McDonald says illegal repeaters cause interference, partly because they amplify all signals in the neighbourhood, not just the target signal.
‘‘Some signs that there is an illegal repeater in your area can be that your TV doesn’t work, and your car and garage remotes don’t work,’’ he says.
‘‘Our devices can be set to amplify a particular signal, and won’t over-amplify it, so it won’t flood the building so that other systems don’t work.’’
Powertec partners with local resellers to design and install systems for businesses hampered by connectivity problems.
A typical system involves external and internal antennas to capture the data signal coming in through the cellular network, plus stationary or mobile Cel-Fi repeaters to amplify the mobile phone signal.
McDonald says a single Cel-Fi unit can provide up to 900 square metres of coverage.
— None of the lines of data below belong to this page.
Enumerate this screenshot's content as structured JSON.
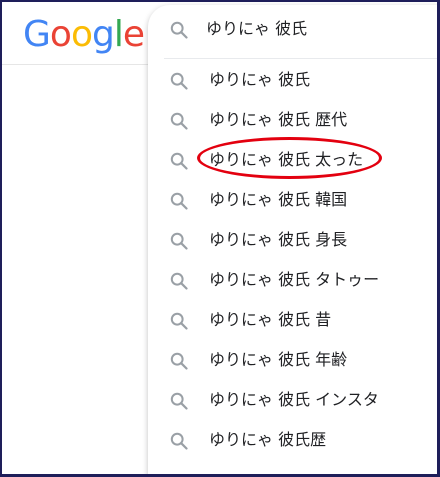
{
  "logo": {
    "letters": [
      "G",
      "o",
      "o",
      "g",
      "l",
      "e"
    ],
    "colors": [
      "#4285F4",
      "#EA4335",
      "#FBBC05",
      "#4285F4",
      "#34A853",
      "#EA4335"
    ]
  },
  "search": {
    "query": "ゆりにゃ 彼氏",
    "icon": "search-icon"
  },
  "suggestions": [
    {
      "label": "ゆりにゃ 彼氏",
      "icon": "search-icon"
    },
    {
      "label": "ゆりにゃ 彼氏 歴代",
      "icon": "search-icon"
    },
    {
      "label": "ゆりにゃ 彼氏 太った",
      "icon": "search-icon",
      "highlighted": true
    },
    {
      "label": "ゆりにゃ 彼氏 韓国",
      "icon": "search-icon"
    },
    {
      "label": "ゆりにゃ 彼氏 身長",
      "icon": "search-icon"
    },
    {
      "label": "ゆりにゃ 彼氏 タトゥー",
      "icon": "search-icon"
    },
    {
      "label": "ゆりにゃ 彼氏 昔",
      "icon": "search-icon"
    },
    {
      "label": "ゆりにゃ 彼氏 年齢",
      "icon": "search-icon"
    },
    {
      "label": "ゆりにゃ 彼氏 インスタ",
      "icon": "search-icon"
    },
    {
      "label": "ゆりにゃ 彼氏歴",
      "icon": "search-icon"
    }
  ],
  "colors": {
    "highlight": "#e3000f",
    "text": "#202124",
    "icon": "#9aa0a6",
    "frame": "#1e1e5a"
  }
}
Pharmaceuticals distributor Symbion has 10 warehouses around Australia co-ordinating daily deliveries of up to 350,000 products from more than 17,000 product lines supplied by more than 540 manufacturers.
The logistical operations hit a snag when it turned out the new warehouse in western Sydney had 8000 square metres of internal space – and no signal.
The combination of antennas and a Cel-Fi GO stationary repeater enabled communications both inside the building and with delivery drivers and other external partners. Read more about the installation here.
Village Roadshow wanted to move to a cashless payment system, using Telstra 3G SIM cards, for all arcade games at its Sea World Nara Resort on the Gold Coast. Its plans were frustrated by a heavy tint on the doors of the Arcade Room.
McDonald says that since Powertec was brought in, ‘‘profits have increased by 30 per cent across the board for all arcade areas in the many theme parks operated by Village Roadshow’’.
At Goondiwindi, in Queensland near the NSW border, a cattle yard business wanted to capture data straight from the cattle in the crush and load it directly onto the server in town, 40 kilometres away. The site had no mains power and weak signal coverage. Powertec set up a solar-powered installation with a battery in a metal enclosure and a Cel-Fi GO stationary repeater, locked to 3G, to provide better mobile coverage for everyone on the Telstra network.
Craig and Kelly Malloy equipped their 4×4 vehicle with a Cel-Fi GO mobile booster when they took their children on a 10-month odyssey around Australia.
Craig says the couple was able to continue running their marketing business from the road, including doing a video-conference call from Muttee Head about 70 kilometres from the tip of Cape York.
“Our devices can be set to amplify a particular signal, and won’t overamplify it, so it won’t flood the building so that other systems don’t work.”Ran McDonald
Original article by Financial Review Digital Edition – Thursday 15, August 2019 www.afr.com